(San Mateo County) Harbor commissioners bicker over grand jury response
August 7, 2014
Half Moon Bay Review
By Clay Lambert
The San Mateo County Harbor Commission took up a damning civil grand jury report Wednesday night and those initial discussions could have been Exhibit A in the report itself, which called for dissolution a fractious, wasteful and redundant government board.
The agenda seemed straight forward enough: Set a timeline for response to the July report. California Penal Code 9933 mandates that the subject of civil grand jury investigations respond in a timely manner. The district may agree or disagree with the grand jury’s findings and recommendations, but it must respond. The grand jury has no power to enforce its recommendations.
Mere discussion of that response quickly broke down along familiar lines Wednesday in a conference room at Sea Crest School that students and faculty call “Think Tank.”
Commissioner Jim Tucker suggested members of the elected board forward written comments on the report to the board’s attorney, Steve Miller, who would then fashion those into a draft report that commissioners could discuss at the board’s Aug. 20 meeting.
“It’s not an enviable position to be in,” he said. “The grand jury, well meaning, pointed out some things we need to consider. I think we need to clear the air … and to be articulate in our response.”
Commissioner Sabrina Brennan countered that she was prepared to discuss the report in open session and thought that simply forwarding written comments to counsel was less than transparent. She said she planned to provide the civil grand jury with a separate, “minority report.”
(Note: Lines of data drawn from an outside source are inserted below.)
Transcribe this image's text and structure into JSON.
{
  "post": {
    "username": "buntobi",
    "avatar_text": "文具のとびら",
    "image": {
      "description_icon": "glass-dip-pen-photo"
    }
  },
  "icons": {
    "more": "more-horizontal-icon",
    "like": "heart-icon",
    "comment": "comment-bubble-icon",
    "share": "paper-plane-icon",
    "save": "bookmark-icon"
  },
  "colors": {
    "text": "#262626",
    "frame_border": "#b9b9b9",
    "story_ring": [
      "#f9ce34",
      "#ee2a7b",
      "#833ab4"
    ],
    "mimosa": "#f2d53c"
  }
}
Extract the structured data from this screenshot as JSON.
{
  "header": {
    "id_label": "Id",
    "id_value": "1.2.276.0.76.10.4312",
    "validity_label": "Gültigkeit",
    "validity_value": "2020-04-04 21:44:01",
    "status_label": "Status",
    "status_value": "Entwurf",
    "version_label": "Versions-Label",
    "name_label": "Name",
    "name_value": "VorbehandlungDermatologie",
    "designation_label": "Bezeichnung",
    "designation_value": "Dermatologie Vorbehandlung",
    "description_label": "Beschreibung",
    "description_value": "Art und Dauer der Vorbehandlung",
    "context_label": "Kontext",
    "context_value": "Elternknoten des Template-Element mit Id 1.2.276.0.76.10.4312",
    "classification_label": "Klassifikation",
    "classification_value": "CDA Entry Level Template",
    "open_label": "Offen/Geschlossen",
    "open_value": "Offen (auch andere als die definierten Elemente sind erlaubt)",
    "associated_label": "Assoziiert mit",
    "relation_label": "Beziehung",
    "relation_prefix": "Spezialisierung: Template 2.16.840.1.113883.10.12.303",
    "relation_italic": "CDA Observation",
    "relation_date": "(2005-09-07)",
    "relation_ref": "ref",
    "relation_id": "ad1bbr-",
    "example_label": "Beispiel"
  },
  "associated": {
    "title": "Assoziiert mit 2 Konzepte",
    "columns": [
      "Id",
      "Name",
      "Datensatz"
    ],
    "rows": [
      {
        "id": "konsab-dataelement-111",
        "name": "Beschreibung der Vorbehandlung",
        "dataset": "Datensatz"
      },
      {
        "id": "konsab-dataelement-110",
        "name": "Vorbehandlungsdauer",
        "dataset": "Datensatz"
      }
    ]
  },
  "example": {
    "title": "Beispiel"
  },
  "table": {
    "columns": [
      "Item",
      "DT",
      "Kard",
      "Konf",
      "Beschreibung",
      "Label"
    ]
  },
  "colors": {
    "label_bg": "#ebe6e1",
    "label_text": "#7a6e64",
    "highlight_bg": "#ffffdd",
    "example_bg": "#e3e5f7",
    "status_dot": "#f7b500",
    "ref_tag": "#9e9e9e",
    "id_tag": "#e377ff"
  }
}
Brennan wasn’t the only one uncomfortable with Tucker’s suggestion. Miller, whose firm only recently contracted with the district, said repeatedly that was concerned the plan could violate the Brown Act governing public meetings and that he wanted nothing to do with interpreting the wishes of the commission.
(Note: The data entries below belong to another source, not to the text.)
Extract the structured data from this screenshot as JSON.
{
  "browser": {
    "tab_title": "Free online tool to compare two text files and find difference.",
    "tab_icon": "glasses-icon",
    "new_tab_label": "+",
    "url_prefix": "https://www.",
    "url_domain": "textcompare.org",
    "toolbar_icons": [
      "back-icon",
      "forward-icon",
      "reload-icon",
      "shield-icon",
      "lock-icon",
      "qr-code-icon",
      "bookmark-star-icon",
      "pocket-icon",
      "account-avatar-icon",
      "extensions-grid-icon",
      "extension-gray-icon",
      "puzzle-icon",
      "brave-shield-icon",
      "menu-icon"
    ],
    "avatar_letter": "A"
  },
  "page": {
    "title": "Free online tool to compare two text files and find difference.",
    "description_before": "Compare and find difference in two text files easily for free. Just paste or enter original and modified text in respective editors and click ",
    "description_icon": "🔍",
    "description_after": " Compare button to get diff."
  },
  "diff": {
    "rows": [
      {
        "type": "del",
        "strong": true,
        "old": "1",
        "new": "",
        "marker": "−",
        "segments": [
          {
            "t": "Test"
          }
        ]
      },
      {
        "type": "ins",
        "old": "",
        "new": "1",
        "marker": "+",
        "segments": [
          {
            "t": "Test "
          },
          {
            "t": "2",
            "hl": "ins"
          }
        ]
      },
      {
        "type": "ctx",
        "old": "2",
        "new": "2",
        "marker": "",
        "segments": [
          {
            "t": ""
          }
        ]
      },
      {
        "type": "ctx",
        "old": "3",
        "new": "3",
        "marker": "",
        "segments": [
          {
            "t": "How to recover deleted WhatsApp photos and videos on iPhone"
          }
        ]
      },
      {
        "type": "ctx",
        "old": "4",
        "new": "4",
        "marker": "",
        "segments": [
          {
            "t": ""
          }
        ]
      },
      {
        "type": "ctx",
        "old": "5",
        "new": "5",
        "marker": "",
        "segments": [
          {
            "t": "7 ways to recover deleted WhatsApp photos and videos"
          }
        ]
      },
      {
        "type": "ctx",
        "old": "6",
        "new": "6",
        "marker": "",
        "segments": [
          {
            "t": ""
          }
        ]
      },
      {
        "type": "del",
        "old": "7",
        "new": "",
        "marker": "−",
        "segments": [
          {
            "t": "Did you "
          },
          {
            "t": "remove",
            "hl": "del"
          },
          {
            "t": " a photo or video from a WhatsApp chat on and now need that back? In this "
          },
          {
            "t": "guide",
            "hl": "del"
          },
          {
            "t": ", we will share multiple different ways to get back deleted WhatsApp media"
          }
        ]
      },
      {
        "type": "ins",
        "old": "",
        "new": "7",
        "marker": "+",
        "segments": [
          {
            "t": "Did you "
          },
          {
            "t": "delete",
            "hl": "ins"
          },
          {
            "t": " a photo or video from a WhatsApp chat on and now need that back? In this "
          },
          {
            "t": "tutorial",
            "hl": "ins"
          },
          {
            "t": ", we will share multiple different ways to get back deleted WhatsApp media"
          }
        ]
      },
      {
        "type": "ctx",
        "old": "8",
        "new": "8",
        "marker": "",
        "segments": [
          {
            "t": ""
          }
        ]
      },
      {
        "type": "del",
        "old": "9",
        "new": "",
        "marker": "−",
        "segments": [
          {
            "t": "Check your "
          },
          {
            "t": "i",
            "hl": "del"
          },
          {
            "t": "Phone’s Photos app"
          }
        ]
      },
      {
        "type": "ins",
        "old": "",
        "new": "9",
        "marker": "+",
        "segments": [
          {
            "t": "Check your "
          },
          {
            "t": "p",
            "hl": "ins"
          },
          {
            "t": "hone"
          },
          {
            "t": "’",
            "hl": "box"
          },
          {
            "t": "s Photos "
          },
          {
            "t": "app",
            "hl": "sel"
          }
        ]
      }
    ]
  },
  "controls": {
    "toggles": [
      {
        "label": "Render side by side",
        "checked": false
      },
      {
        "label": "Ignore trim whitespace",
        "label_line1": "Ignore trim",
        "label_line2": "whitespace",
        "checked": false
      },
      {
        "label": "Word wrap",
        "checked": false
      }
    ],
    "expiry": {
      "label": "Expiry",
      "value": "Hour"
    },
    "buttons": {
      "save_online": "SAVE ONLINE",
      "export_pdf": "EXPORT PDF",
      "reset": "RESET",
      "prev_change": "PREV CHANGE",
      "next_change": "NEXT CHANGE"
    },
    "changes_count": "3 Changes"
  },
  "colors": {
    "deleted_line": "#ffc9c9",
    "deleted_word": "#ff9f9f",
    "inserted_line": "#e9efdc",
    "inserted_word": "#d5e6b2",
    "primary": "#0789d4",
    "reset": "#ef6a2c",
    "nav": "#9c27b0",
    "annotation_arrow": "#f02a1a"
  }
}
“You are proposing something unusual,” he said. “Certainly I would be very uncomfortable making policy recommendations.”
In the end, the commission voted 4-1 to take up the matter in full on Aug. 20.
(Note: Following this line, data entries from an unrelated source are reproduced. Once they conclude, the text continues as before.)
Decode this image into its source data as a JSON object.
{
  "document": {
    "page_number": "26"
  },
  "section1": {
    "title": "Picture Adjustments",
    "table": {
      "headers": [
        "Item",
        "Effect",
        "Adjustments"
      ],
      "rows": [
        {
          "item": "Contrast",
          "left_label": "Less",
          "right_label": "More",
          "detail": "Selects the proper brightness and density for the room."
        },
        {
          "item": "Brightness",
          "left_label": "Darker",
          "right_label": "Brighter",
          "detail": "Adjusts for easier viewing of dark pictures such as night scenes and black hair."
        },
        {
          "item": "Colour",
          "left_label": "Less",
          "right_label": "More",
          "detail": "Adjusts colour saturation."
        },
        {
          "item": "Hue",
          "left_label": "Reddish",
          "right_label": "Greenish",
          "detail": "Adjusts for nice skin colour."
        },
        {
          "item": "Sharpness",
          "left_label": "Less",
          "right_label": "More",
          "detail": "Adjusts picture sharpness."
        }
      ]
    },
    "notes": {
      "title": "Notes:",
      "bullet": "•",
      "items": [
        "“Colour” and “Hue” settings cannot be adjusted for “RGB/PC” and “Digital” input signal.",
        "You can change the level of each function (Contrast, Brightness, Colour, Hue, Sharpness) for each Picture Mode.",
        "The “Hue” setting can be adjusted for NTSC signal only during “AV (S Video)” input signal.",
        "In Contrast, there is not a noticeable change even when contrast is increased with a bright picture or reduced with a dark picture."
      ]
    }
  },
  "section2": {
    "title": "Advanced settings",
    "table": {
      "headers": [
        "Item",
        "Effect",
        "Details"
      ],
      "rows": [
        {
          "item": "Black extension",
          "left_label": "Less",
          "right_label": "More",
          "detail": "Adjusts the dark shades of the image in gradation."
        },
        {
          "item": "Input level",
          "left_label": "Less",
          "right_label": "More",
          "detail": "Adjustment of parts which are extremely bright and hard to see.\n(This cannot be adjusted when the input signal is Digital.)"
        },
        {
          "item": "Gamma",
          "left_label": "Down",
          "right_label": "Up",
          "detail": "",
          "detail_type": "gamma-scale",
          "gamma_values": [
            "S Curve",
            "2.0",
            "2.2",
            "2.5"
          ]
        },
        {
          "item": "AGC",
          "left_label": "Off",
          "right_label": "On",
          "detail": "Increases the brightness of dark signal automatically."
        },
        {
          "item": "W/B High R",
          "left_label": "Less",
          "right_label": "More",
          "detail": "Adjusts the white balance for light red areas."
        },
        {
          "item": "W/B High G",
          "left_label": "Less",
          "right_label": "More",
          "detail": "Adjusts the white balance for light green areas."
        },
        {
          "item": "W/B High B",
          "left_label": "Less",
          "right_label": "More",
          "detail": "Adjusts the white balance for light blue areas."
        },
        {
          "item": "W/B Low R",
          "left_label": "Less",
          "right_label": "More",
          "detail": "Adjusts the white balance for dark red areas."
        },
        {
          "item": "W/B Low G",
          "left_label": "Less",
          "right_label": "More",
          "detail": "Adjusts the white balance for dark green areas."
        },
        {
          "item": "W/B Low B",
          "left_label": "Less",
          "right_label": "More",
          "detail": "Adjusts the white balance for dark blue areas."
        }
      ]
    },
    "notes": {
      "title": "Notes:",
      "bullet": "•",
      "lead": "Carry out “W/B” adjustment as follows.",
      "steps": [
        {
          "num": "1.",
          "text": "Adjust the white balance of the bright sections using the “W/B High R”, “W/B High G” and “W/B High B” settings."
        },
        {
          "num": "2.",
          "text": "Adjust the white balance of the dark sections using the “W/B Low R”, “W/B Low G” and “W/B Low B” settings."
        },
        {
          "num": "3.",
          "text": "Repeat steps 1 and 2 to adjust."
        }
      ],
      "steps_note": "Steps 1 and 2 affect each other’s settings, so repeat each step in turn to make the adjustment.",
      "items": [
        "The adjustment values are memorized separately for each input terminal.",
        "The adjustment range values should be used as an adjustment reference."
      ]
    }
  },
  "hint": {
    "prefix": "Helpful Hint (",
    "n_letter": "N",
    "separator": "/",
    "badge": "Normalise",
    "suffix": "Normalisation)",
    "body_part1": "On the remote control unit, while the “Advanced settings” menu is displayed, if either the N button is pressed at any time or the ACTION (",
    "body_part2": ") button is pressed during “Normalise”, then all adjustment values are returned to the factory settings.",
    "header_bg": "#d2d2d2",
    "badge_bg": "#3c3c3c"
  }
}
A similar dust-up occurred over discussion of a separate grand jury report. This one chastised 23 agencies in the county, including the Harbor District, for what the grand jury found as less-than transparent business practices. Among the grand jury’s recommendations were more robust public agency websites.
After agreeing to accept a list of recommendations, including that the district seek “District of Distinction” designation and that the commissioners themselves receive more training, the Commission voted 4-1 to send a completed response to the grand jury.
District General Manager Peter Grenell said the district was in “almost complete compliance” with the recommendations for good websites and praised its website as a place the public can go to for agendas, regulations and other communications.
Again, Brennan begged to differ.
“I do not find our website to be professional,” she said, noting the district spent more than $14,000 on the Web presence in the last year. “I can’t fathom how we’re spending that much money on our website.”